        I have taken four of his classes, met with him personally and even had many disagreements on major theological issues and I must disagree with the idea that you are trying to convey. Never once have I had this feeling. In fact, if you have ever had his class you would know that he encourages this type of open questioning.

        “Also, you might want to look at the mission of the college again. The mission is not “critical thinking” in a bare or naked sense of the term. The mission of Erskine college is, “To equip students to flourish by providing an excellent liberal arts education in a Christ-centered environment where learning and biblical truth are integrated to develop the whole person.”

        I did, in fact, look at the mission statement. Right under it are the commitments of Erskine College. The first one includes this statement: Students are encouraged to think critically, so that minds and hearts may be opened to truth. Added to this, I must admit that outside of Dr. Crenshaw and Dr. Ritland’s classes, I have in no way been encouraged to think critically. In fact, in my Old Testament class, I was not presented with hardly any material to “think critically” about. I have never gotten encouragement to “think critically” about anything with the doctrine that Erskine withholds to (ARP doctrine) unless someone disagreed with my view and wanted me to see theological ideas as they do.

        “A “Christ-centered environment” should not include insults and derision. Also, critical thinking at Erskine should be informed by biblical truth. Any critical thinking without that truth is not within the purview of Erskine’s mission.”

        As we’ve seen, “truth” in the mission statement is not explicitly the ARP view of truth.

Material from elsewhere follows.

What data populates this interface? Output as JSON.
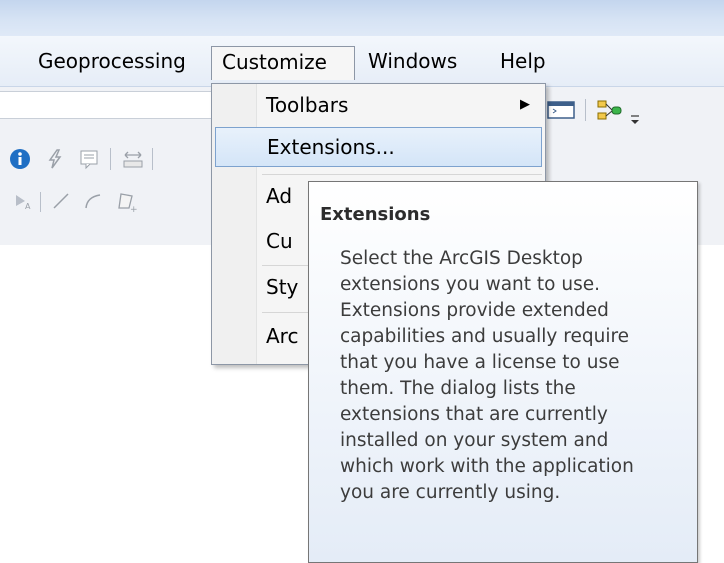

        I have been told by members of Erskine that also hold the same beliefs as Erskine (ARP doctrine) that because I go to NewSpring Church in Anderson, SC that I am not a real Christian. This is not at all uplifting and is comprised completely of “insults and derision.” Without disrespect to either of my friends (Mr. Keuthan or Dr. Crenshaw), I told you that to say that Christians say mean things; many times they say things that are viewed as wrong and downright mean. I am glad that I do not uphold the same views of people who say things that I view as wrong as you do Mr. Cook.

        No hard feelings, just want to share my opinion.

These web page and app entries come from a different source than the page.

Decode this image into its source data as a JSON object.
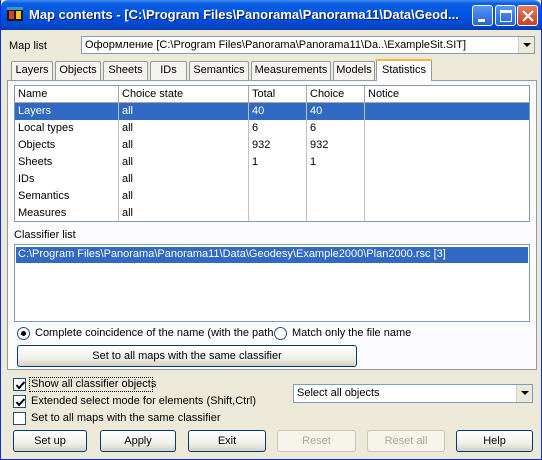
{
  "window": {
    "title": "Map contents - [C:\\Program Files\\Panorama\\Panorama11\\Data\\Geod..."
  },
  "map_list": {
    "label": "Map list",
    "value": "Оформление [C:\\Program Files\\Panorama\\Panorama11\\Da..\\ExampleSit.SIT]"
  },
  "tabs": [
    "Layers",
    "Objects",
    "Sheets",
    "IDs",
    "Semantics",
    "Measurements",
    "Models",
    "Statistics"
  ],
  "active_tab": "Statistics",
  "table": {
    "columns": [
      "Name",
      "Choice state",
      "Total",
      "Choice",
      "Notice"
    ],
    "rows": [
      {
        "name": "Layers",
        "state": "all",
        "total": "40",
        "choice": "40",
        "notice": ""
      },
      {
        "name": "Local types",
        "state": "all",
        "total": "6",
        "choice": "6",
        "notice": ""
      },
      {
        "name": "Objects",
        "state": "all",
        "total": "932",
        "choice": "932",
        "notice": ""
      },
      {
        "name": "Sheets",
        "state": "all",
        "total": "1",
        "choice": "1",
        "notice": ""
      },
      {
        "name": "IDs",
        "state": "all",
        "total": "",
        "choice": "",
        "notice": ""
      },
      {
        "name": "Semantics",
        "state": "all",
        "total": "",
        "choice": "",
        "notice": ""
      },
      {
        "name": "Measures",
        "state": "all",
        "total": "",
        "choice": "",
        "notice": ""
      }
    ],
    "selected_row": 0
  },
  "classifier": {
    "label": "Classifier list",
    "items": [
      "C:\\Program Files\\Panorama\\Panorama11\\Data\\Geodesy\\Example2000\\Plan2000.rsc [3]"
    ]
  },
  "match_options": {
    "complete": "Complete coincidence of the name (with the path",
    "file_only": "Match only the file name",
    "selected": "complete"
  },
  "set_same_classifier_button": "Set to all maps with the same classifier",
  "checkboxes": {
    "show_all": {
      "label": "Show all classifier objects",
      "checked": true
    },
    "extended": {
      "label": "Extended select mode for elements (Shift,Ctrl)",
      "checked": true
    },
    "set_all": {
      "label": "Set to all maps with the same classifier",
      "checked": false
    }
  },
  "select_objects": {
    "value": "Select all objects"
  },
  "buttons": {
    "setup": "Set up",
    "apply": "Apply",
    "exit": "Exit",
    "reset": "Reset",
    "reset_all": "Reset all",
    "help": "Help"
  },
  "colors": {
    "title_blue": "#0054e3",
    "selection": "#316ac5",
    "tab_highlight": "#f7b533",
    "face": "#ece9d8"
  },
  "icons": [
    "app-icon",
    "minimize-icon",
    "maximize-icon",
    "close-icon",
    "chevron-down-icon",
    "checkmark-icon"
  ]
}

  7. mike deegan says:

    I agree with you 100%
    Mike Deegan